Exercise:
Write out each entry below exactly. Do not include the images.

※ ※ ※

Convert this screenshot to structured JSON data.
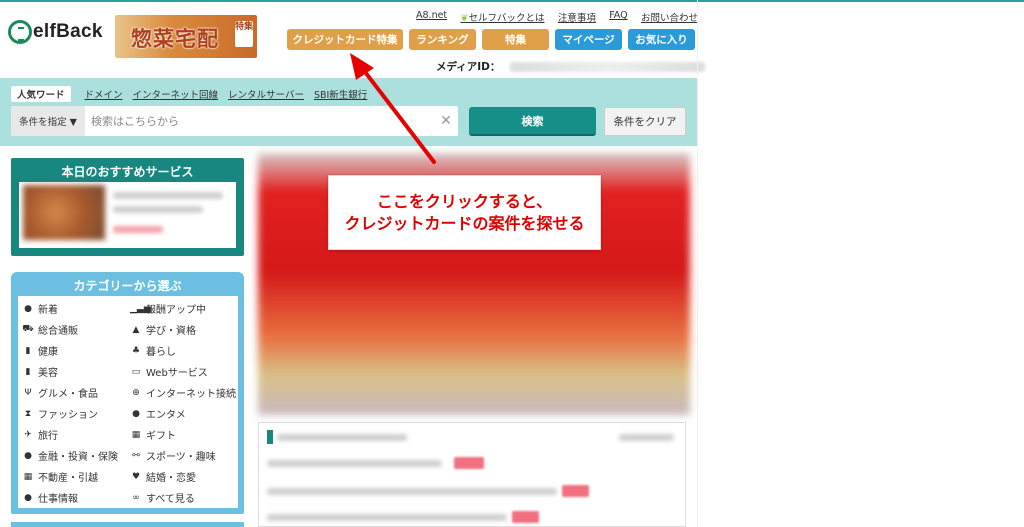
{
  "header": {
    "logo_text": "elfBack",
    "banner_text": "惣菜宅配",
    "banner_badge": "特集",
    "top_links": [
      "A8.net",
      "セルフバックとは",
      "注意事項",
      "FAQ",
      "お問い合わせ"
    ],
    "nav_buttons": [
      {
        "label": "クレジットカード特集",
        "color": "#e0a04a"
      },
      {
        "label": "ランキング",
        "color": "#e0a04a"
      },
      {
        "label": "特集",
        "color": "#e0a04a"
      },
      {
        "label": "マイページ",
        "color": "#2a9ad8"
      },
      {
        "label": "お気に入り",
        "color": "#2a9ad8"
      }
    ],
    "media_id_label": "メディアID："
  },
  "search": {
    "popular_label": "人気ワード",
    "popular_words": [
      "ドメイン",
      "インターネット回線",
      "レンタルサーバー",
      "SBI新生銀行"
    ],
    "condition_label": "条件を指定 ▼",
    "placeholder": "検索はこちらから",
    "search_button": "検索",
    "clear_button": "条件をクリア"
  },
  "sidebar": {
    "recommended_title": "本日のおすすめサービス",
    "categories_title": "カテゴリーから選ぶ",
    "categories": [
      {
        "label": "新着",
        "icon": "speech-bubble-icon"
      },
      {
        "label": "報酬アップ中",
        "icon": "bar-chart-icon"
      },
      {
        "label": "総合通販",
        "icon": "cart-icon"
      },
      {
        "label": "学び・資格",
        "icon": "graduation-cap-icon"
      },
      {
        "label": "健康",
        "icon": "bottle-icon"
      },
      {
        "label": "暮らし",
        "icon": "lamp-icon"
      },
      {
        "label": "美容",
        "icon": "lipstick-icon"
      },
      {
        "label": "Webサービス",
        "icon": "monitor-icon"
      },
      {
        "label": "グルメ・食品",
        "icon": "cutlery-icon"
      },
      {
        "label": "インターネット接続",
        "icon": "globe-icon"
      },
      {
        "label": "ファッション",
        "icon": "dress-icon"
      },
      {
        "label": "エンタメ",
        "icon": "camera-icon"
      },
      {
        "label": "旅行",
        "icon": "airplane-icon"
      },
      {
        "label": "ギフト",
        "icon": "gift-icon"
      },
      {
        "label": "金融・投資・保険",
        "icon": "money-bag-icon"
      },
      {
        "label": "スポーツ・趣味",
        "icon": "dumbbell-icon"
      },
      {
        "label": "不動産・引越",
        "icon": "building-icon"
      },
      {
        "label": "結婚・恋愛",
        "icon": "heart-icon"
      },
      {
        "label": "仕事情報",
        "icon": "person-icon"
      },
      {
        "label": "すべて見る",
        "icon": "binoculars-icon"
      }
    ]
  },
  "callout": {
    "line1": "ここをクリックすると、",
    "line2": "クレジットカードの案件を探せる"
  },
  "colors": {
    "teal": "#18877f",
    "search_band": "#ace0de",
    "category_blue": "#6cbfe0",
    "annotation_red": "#e00000"
  }
}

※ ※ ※

Written response:
Convert this screenshot to structured JSON data.
{
  "header": {
    "logo_text": "elfBack",
    "banner_text": "惣菜宅配",
    "banner_badge": "特集",
    "top_links": [
      "A8.net",
      "セルフバックとは",
      "注意事項",
      "FAQ",
      "お問い合わせ"
    ],
    "nav_buttons": [
      {
        "label": "クレジットカード特集",
        "color": "#e0a04a"
      },
      {
        "label": "ランキング",
        "color": "#e0a04a"
      },
      {
        "label": "特集",
        "color": "#e0a04a"
      },
      {
        "label": "マイページ",
        "color": "#2a9ad8"
      },
      {
        "label": "お気に入り",
        "color": "#2a9ad8"
      }
    ],
    "media_id_label": "メディアID："
  },
  "search": {
    "popular_label": "人気ワード",
    "popular_words": [
      "ドメイン",
      "インターネット回線",
      "レンタルサーバー",
      "SBI新生銀行"
    ],
    "condition_label": "条件を指定 ▼",
    "placeholder": "検索はこちらから",
    "search_button": "検索",
    "clear_button": "条件をクリア"
  },
  "sidebar": {
    "recommended_title": "本日のおすすめサービス",
    "categories_title": "カテゴリーから選ぶ",
    "categories": [
      {
        "label": "新着",
        "icon": "speech-bubble-icon"
      },
      {
        "label": "報酬アップ中",
        "icon": "bar-chart-icon"
      },
      {
        "label": "総合通販",
        "icon": "cart-icon"
      },
      {
        "label": "学び・資格",
        "icon": "graduation-cap-icon"
      },
      {
        "label": "健康",
        "icon": "bottle-icon"
      },
      {
        "label": "暮らし",
        "icon": "lamp-icon"
      },
      {
        "label": "美容",
        "icon": "lipstick-icon"
      },
      {
        "label": "Webサービス",
        "icon": "monitor-icon"
      },
      {
        "label": "グルメ・食品",
        "icon": "cutlery-icon"
      },
      {
        "label": "インターネット接続",
        "icon": "globe-icon"
      },
      {
        "label": "ファッション",
        "icon": "dress-icon"
      },
      {
        "label": "エンタメ",
        "icon": "camera-icon"
      },
      {
        "label": "旅行",
        "icon": "airplane-icon"
      },
      {
        "label": "ギフト",
        "icon": "gift-icon"
      },
      {
        "label": "金融・投資・保険",
        "icon": "money-bag-icon"
      },
      {
        "label": "スポーツ・趣味",
        "icon": "dumbbell-icon"
      },
      {
        "label": "不動産・引越",
        "icon": "building-icon"
      },
      {
        "label": "結婚・恋愛",
        "icon": "heart-icon"
      },
      {
        "label": "仕事情報",
        "icon": "person-icon"
      },
      {
        "label": "すべて見る",
        "icon": "binoculars-icon"
      }
    ]
  },
  "callout": {
    "line1": "ここをクリックすると、",
    "line2": "クレジットカードの案件を探せる"
  },
  "colors": {
    "teal": "#18877f",
    "search_band": "#ace0de",
    "category_blue": "#6cbfe0",
    "annotation_red": "#e00000"
  }
}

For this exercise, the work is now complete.